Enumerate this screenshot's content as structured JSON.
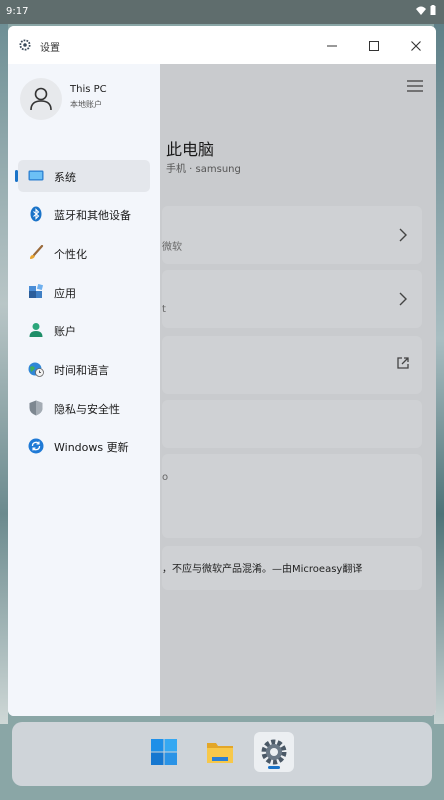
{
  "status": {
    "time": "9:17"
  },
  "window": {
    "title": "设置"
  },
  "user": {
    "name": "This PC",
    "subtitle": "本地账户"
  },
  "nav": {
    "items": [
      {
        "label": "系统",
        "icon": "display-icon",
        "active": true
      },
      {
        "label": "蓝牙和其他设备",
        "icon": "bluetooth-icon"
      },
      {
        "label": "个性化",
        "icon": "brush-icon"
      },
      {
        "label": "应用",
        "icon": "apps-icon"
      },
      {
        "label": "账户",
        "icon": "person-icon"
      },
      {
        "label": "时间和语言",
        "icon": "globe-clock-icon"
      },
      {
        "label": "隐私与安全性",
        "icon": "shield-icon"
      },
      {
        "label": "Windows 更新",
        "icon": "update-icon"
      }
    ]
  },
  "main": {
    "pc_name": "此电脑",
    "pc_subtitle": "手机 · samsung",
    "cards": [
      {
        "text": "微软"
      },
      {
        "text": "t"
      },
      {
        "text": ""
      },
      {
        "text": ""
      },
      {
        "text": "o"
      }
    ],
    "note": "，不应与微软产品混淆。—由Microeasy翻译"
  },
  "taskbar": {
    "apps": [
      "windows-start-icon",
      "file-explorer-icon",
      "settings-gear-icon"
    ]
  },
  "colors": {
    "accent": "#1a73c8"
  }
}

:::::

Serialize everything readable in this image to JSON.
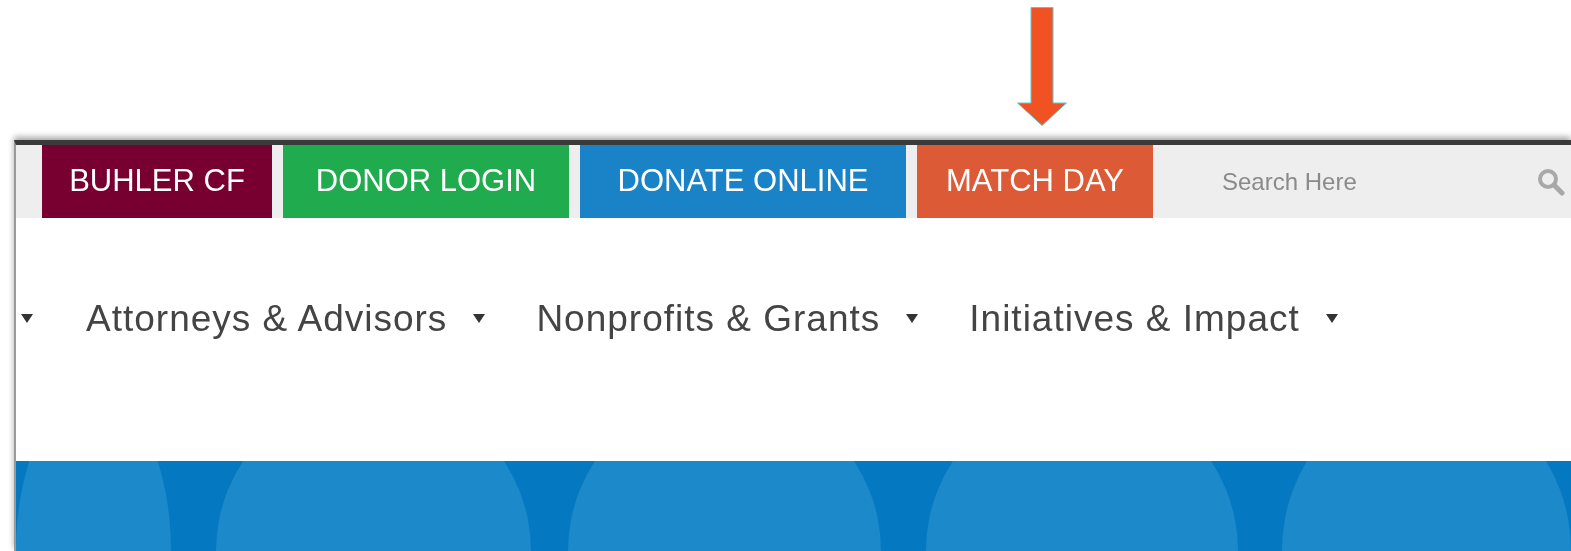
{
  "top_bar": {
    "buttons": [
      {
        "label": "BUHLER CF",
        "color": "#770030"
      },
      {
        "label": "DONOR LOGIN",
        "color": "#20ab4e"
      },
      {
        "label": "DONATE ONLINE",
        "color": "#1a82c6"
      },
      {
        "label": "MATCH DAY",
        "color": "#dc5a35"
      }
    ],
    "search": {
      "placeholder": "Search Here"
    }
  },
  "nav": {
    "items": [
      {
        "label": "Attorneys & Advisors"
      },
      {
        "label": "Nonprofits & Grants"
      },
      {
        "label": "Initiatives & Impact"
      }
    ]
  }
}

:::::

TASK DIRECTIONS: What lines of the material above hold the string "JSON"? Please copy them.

COMPLETED TASK:
Enumerate this screenshot's content as structured JSON.
Serialize everything readable in this image to JSON.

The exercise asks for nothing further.